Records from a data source
______
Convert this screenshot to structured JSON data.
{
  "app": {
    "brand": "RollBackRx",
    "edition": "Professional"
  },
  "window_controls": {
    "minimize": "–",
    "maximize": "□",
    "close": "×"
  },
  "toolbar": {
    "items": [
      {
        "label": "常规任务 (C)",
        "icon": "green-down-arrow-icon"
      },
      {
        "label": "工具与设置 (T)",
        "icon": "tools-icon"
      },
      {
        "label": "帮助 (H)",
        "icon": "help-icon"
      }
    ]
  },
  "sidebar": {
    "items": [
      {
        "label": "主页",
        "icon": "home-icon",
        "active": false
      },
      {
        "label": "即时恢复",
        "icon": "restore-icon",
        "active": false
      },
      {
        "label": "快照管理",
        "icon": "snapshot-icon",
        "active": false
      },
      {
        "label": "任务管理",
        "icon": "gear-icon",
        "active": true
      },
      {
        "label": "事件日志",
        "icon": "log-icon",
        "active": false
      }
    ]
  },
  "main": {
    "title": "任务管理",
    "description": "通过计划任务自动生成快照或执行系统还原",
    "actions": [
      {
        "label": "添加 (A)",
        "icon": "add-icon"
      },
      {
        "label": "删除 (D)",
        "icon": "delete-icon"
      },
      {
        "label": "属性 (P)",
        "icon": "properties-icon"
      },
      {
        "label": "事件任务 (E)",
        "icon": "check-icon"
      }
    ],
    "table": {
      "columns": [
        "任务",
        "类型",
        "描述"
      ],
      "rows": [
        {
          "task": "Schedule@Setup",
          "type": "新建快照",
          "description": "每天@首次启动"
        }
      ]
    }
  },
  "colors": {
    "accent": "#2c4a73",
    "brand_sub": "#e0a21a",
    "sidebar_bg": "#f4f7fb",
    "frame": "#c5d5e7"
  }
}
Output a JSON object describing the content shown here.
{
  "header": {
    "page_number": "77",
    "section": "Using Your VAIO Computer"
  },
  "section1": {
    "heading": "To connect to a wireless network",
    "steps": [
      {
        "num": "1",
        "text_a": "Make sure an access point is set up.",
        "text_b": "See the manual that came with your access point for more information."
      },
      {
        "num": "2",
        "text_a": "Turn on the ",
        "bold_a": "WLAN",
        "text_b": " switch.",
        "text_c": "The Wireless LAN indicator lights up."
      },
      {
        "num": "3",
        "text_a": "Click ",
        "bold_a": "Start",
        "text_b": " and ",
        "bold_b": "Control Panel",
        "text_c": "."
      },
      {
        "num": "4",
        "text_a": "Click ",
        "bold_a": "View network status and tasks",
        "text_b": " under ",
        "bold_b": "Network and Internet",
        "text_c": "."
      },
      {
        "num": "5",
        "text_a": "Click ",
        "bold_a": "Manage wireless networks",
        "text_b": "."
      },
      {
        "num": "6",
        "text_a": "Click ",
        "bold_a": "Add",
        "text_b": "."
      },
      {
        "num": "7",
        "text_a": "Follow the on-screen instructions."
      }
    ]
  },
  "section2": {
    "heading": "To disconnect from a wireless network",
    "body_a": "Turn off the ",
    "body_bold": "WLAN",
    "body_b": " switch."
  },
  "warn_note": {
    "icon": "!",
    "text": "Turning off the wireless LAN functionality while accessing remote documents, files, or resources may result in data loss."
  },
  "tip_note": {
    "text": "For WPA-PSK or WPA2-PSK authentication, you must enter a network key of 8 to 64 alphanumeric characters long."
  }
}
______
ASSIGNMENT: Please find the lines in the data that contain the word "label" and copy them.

TASK OUTPUT:
        "label": "常规任务 (C)",
        "label": "工具与设置 (T)",
        "label": "帮助 (H)",
        "label": "主页",
        "label": "即时恢复",
        "label": "快照管理",
        "label": "任务管理",
        "label": "事件日志",
        "label": "添加 (A)",
        "label": "删除 (D)",
        "label": "属性 (P)",
        "label": "事件任务 (E)",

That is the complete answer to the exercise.